Retail giant Wal-Mart is moving ahead with RFID technology, mandating its top one hundred suppliers to begin using the technology for shipments beginning in January 2005. The United States Department of Defense has likewise ordered its suppliers to begin using RFID by that time.

Recent FCC Activity

Earlier this year, the Federal Communications Commission ("FCC") issued new rules that enhance certain RFID operations. The new rules, which provide for increased transmission duration at 433 MHz, were limited to commercial shipping containers in ports, rail terminals, and warehouses. While this restriction was ostensibly applied to limit the risk of interference to other wireless devices that operate near 433 MHz (such as garage door openers), it also served to allay privacy concerns. The 433 MHz frequency band is available for unlicensed operation in many other countries and will allow manufacturers to produce one RFID model that can be deployed overseas.

Last year, the FCC also revised its Part 15 rules to bring U.S. regulations that govern operation of RFID tags at 13.56 MHz into line with those commonly found in Canada, Europe, Australia, and parts of Asia. This rule change also will facilitate the use of common tags and readers throughout much of the world. Tags operating at this frequency are often employed in item identification and in security badges worn by persons. As with the Commission's efforts involving 433 MHz RFID operations, Wiley Rein & Fielding played a key role in advocating for changes to the 13.56 MHz regulations.

The vast majority of RFID systems operate in unlicensed spectrum under Part 15 of the FCC rules, but licensed options are available, particularly for certain higher powered systems that operate near 915 MHz. Aside from the 13.56 and 433 MHz bands, the 2.45 GHz band also offers international opportunities.

Future Policymaking

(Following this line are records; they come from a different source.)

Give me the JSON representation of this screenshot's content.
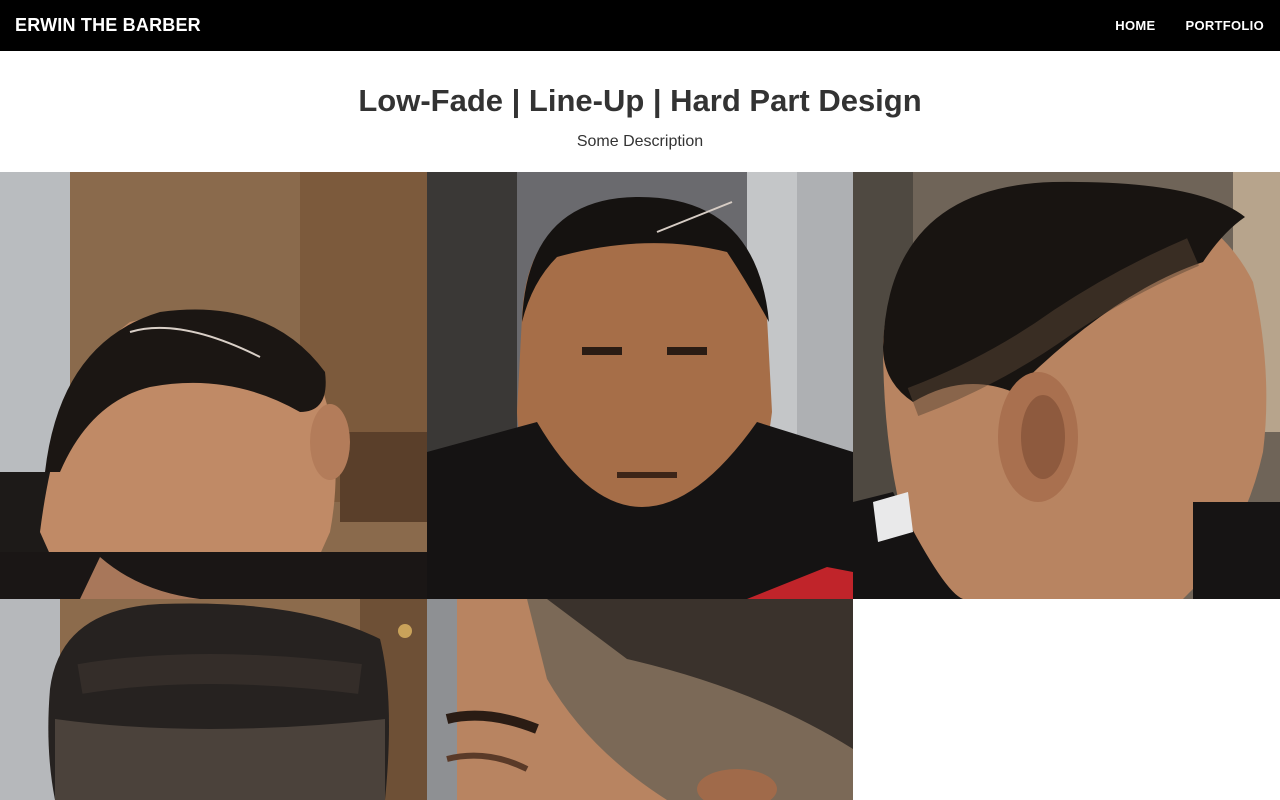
{
  "navbar": {
    "brand": "ERWIN THE BARBER",
    "links": [
      {
        "label": "HOME"
      },
      {
        "label": "PORTFOLIO"
      }
    ]
  },
  "header": {
    "title": "Low-Fade | Line-Up | Hard Part Design",
    "description": "Some Description"
  },
  "gallery": {
    "photos": [
      {
        "subject": "left-three-quarter-view-hard-part"
      },
      {
        "subject": "front-view-line-up"
      },
      {
        "subject": "right-side-view-low-fade"
      },
      {
        "subject": "top-back-view"
      },
      {
        "subject": "side-close-up-fade"
      }
    ]
  },
  "colors": {
    "navbar_bg": "#000000",
    "navbar_text": "#ffffff",
    "text": "#333333"
  }
}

The FCC is planning further activity in this area. In October 2004, the Commission held an RFID workshop where industry experts presented the capabilities of their systems and identified key regulatory impediments to future opportunities and growth. Commission attendees of the workshop said the agency would use the information provided by industry as it contemplates further revisions to the rules.

Congress is also keeping an eye on RFID developments. In August 2004, Senator Bill Nelson sent letters to the FCC and Federal Trade Commission ("FTC") Chairpersons asking the agencies how they plan to address the privacy concerns raised by RFID technology. Senator Nelson specifically inquired into whether the agencies compile statistics on which companies use the technology and whether they are aware of any privacy abuses.

The growing nexus between technical regulatory issues affecting RFID and privacy regulation promises to make the deployment of RFID a challenge both for technology developers and those looking to use the technology. Wiley Rein & Fielding has represented clients in matters involving RFID since 1988 and remains actively engaged with this rapidly developing technology and related government activity on both the legislative and regulatory fronts.

David Hilliard represents clients on a wide variety of matters before the Federal Communications Commission including wireless technology, mobile radio operations and mass media issues. He also represents clients before the Consumer Products Safety Commission in matters involving electrical products including battery powered devices. He can be reached at ( 202) 719-7058 . John Kuzin has had extensive experience in a broad range of Federal Communications Commission matters and frequently litigates cases relating to patent infringement, software licensing agreements, technology transfer and hardware/software integration. He can be reached at (202) 719-3506.

Please email the authors at dhilliard@wrf.com or jkuzin@wrf.com, with questions about this article.